-- Requirement --
Examine the records and identify each line that includes the string "bluetooth". Copy those lines.

-- Data extract --
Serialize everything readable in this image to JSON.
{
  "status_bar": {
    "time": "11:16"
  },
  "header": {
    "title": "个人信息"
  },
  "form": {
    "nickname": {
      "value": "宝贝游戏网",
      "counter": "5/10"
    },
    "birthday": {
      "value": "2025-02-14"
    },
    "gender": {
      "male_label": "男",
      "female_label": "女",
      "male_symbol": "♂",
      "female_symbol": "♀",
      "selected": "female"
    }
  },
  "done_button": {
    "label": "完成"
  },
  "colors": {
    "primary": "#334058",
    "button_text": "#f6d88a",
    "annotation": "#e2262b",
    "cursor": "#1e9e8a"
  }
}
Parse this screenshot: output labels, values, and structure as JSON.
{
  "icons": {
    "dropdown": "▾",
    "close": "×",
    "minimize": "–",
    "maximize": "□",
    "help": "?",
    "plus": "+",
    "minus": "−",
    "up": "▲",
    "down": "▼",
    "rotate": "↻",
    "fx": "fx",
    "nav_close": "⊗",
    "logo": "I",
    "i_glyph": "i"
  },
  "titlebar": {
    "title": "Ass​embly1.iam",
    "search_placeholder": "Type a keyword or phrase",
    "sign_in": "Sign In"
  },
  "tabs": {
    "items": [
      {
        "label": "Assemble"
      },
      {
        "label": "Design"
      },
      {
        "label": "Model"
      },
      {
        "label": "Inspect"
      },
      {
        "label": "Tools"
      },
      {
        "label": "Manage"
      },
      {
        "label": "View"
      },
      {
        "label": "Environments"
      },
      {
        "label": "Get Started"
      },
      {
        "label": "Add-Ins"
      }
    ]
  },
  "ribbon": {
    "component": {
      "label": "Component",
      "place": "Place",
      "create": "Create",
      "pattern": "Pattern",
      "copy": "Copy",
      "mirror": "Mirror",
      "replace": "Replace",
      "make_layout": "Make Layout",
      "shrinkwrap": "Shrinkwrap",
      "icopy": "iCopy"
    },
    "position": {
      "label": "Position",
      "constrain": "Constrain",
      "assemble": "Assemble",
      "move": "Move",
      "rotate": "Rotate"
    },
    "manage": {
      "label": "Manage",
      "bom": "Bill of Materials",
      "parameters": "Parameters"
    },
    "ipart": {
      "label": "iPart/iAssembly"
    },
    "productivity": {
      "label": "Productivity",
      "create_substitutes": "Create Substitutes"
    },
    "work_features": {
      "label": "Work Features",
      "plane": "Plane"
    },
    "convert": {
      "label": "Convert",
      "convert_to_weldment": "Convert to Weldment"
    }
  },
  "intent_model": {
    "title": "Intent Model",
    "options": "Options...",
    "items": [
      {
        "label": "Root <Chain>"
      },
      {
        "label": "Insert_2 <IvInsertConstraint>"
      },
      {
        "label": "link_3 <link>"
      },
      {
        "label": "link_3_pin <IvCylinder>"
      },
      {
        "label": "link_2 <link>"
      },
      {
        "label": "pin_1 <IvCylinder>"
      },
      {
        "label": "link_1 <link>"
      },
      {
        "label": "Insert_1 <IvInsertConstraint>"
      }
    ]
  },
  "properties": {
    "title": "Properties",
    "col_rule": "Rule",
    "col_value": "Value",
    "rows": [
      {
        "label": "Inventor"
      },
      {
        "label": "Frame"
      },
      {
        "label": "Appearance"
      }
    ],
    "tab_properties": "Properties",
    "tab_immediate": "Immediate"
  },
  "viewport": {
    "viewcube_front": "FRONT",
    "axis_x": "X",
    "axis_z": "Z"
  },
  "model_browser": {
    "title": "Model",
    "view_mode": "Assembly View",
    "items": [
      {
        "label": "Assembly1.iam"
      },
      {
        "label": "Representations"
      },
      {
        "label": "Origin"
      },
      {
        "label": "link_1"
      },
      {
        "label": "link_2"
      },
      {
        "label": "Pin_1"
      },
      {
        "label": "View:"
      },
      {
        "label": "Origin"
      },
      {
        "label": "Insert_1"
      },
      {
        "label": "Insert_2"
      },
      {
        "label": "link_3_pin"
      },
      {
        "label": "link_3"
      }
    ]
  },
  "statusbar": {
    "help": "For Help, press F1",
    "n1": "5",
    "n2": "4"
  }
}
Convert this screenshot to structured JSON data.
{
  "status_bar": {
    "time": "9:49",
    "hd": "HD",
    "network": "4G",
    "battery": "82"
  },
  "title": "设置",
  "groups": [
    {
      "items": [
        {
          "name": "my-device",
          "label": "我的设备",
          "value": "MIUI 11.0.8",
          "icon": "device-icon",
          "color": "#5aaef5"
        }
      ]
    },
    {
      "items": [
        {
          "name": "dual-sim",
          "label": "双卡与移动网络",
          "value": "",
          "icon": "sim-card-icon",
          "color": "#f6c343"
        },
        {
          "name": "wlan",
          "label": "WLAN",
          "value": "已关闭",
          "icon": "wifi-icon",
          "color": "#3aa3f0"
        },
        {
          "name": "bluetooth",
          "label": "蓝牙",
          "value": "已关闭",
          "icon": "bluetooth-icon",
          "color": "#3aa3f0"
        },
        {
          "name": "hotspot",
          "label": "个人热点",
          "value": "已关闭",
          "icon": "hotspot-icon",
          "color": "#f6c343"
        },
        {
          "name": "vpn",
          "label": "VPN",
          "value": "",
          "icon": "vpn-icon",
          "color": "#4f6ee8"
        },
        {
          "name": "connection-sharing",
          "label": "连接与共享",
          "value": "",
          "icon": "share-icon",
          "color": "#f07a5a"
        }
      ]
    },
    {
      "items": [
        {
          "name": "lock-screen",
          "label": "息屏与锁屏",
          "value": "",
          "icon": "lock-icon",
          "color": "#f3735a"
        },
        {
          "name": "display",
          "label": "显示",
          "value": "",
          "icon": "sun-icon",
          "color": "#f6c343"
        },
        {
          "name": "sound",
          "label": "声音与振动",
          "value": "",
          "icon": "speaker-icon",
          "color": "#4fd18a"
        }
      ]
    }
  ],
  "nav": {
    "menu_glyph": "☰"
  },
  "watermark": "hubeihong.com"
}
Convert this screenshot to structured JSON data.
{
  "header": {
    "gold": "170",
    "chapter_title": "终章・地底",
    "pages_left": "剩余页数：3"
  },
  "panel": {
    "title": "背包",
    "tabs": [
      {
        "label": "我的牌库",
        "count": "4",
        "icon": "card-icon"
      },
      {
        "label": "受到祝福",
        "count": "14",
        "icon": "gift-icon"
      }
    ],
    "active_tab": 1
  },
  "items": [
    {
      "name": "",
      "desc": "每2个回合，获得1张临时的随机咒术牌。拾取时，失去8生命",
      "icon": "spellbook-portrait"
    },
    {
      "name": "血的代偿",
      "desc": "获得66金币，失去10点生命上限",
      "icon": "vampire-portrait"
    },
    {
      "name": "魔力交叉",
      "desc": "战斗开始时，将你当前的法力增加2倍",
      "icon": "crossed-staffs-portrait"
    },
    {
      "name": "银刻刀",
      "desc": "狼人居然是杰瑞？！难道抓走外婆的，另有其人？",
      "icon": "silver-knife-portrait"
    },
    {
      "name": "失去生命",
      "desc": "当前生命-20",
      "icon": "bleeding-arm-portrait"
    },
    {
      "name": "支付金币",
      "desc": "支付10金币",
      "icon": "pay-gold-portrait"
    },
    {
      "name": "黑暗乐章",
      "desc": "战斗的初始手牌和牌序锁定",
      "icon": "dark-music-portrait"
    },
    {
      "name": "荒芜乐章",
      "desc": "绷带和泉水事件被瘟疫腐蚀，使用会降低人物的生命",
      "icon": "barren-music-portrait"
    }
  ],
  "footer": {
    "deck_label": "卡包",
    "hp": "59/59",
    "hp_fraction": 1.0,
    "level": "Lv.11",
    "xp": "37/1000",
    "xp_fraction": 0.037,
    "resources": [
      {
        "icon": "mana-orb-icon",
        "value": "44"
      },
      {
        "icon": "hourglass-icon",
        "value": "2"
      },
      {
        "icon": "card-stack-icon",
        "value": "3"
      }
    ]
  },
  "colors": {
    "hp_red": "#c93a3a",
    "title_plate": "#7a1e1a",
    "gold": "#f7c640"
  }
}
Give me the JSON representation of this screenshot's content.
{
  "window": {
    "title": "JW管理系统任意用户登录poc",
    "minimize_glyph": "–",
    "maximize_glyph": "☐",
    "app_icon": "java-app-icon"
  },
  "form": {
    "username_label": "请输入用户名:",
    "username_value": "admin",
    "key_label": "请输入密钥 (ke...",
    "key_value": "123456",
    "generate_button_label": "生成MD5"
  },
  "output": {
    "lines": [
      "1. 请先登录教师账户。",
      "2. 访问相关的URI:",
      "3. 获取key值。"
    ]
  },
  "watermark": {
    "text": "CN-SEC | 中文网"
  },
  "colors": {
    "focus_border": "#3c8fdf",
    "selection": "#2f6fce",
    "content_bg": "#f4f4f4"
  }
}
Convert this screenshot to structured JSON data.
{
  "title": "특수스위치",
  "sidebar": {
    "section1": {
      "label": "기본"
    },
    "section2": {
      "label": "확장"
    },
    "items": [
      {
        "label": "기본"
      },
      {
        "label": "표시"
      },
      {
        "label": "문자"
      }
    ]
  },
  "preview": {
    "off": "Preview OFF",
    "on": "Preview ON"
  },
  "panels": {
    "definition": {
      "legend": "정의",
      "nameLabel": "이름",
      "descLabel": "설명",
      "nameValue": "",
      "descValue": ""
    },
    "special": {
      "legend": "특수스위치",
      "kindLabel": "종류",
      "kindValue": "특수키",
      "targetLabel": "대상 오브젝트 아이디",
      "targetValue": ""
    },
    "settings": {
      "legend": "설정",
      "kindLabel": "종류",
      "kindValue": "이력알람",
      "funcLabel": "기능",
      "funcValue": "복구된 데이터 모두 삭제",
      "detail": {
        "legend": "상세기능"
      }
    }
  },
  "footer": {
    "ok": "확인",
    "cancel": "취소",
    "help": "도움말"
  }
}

-- Task solution --
          "name": "bluetooth",
          "icon": "bluetooth-icon",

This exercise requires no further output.